God is Enough
the alpha and omega of church
I have come to know Bishop Matt Brain since his move to Bendigo three years ago and have developed great respect for his Christ-like leadership for the Diocese. I am challenged by his humble demeanour and all-embracing care and concern for everyone he meets. As I read God is Enough, I could sense his passion for us to place our full dependance on God as we move forward as a Church in these days, and to nurture one another in that knowledge.
It is a natural impulse for me to want to fix things that go wrong, or to find a solution to a challenging situation. So, it is a discipline for me to be patient – to stop, listen and take a measured approach. In addressing some of the challenges the Church faces – a decline in acceptance and changing technology and social behaviour – Christians might naturally lose heart and become discouraged. Or we might seek to devise ways to become more attractive and acceptable only to become more isolated and worn out as we do so.

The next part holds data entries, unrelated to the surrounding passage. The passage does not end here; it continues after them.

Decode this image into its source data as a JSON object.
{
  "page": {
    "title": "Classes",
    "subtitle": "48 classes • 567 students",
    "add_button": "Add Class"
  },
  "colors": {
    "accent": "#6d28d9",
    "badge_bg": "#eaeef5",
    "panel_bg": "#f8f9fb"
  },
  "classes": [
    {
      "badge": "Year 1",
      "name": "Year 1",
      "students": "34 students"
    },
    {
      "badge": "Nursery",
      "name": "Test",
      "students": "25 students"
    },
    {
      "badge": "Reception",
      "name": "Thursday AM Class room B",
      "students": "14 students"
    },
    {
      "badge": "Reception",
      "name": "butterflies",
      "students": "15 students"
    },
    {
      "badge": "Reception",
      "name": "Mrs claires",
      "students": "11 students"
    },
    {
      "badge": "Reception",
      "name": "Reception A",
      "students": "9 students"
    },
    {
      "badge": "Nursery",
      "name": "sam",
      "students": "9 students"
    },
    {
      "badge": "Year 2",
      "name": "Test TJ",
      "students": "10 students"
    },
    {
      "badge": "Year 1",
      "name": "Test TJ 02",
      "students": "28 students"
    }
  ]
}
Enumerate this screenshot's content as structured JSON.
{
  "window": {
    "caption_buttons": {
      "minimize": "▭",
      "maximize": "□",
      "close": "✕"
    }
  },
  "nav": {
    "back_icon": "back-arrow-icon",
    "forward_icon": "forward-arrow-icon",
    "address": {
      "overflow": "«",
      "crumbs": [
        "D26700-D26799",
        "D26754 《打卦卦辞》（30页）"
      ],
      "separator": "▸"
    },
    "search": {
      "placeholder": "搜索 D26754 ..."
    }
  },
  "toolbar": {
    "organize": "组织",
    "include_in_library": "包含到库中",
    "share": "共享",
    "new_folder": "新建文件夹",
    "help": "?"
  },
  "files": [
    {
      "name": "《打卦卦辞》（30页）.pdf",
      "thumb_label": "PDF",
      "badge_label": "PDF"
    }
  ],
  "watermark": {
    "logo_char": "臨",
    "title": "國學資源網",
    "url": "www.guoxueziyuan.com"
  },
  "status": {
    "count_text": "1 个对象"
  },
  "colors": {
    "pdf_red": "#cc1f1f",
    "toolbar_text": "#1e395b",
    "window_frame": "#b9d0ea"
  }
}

Bishop Matt, in Part A of this book, encourages readers to see that we have the ultimate resource – God himself: the provider of the gifts we need and the founder of a community (the Church) bound together in love, which has the capacity to demonstrate the character of Jesus and influence others by the way we live. We are shown some of the common pitfalls congregations face as they work through daily life together and we’re presented with some descriptions of why we may have hope as congregations, churches, and the Church.
We are reminded that, as disciples of Jesus, we have been given gifts to work and grow together as a church community, and that we can help each other identify what the gifts are and how to use them. We are shown that is not our style of worship on Sunday that will attract others, but the way we live our lives throughout each week. Using a marketing approach to tempt people to visit and stay could be a trap. We are God’s ‘sent ones’ and are to look for opportunities to grow alongside people in relationship.
In Part B of the book, we are given ten examples to encourage us in carrying out God’s mission. In particular, the first example spoke to me – ‘God is the God of the upside-down kingdom’. The usual pattern is where people dominate through their own strength. By sending the Spirit, God releases in us the power that we cannot summon for ourselves, which provides the strength and means to follow his calling.
I trust that as you read, you too will see more clearly which part of God’s mission you can fulfil, knowing God provides what you need to do so.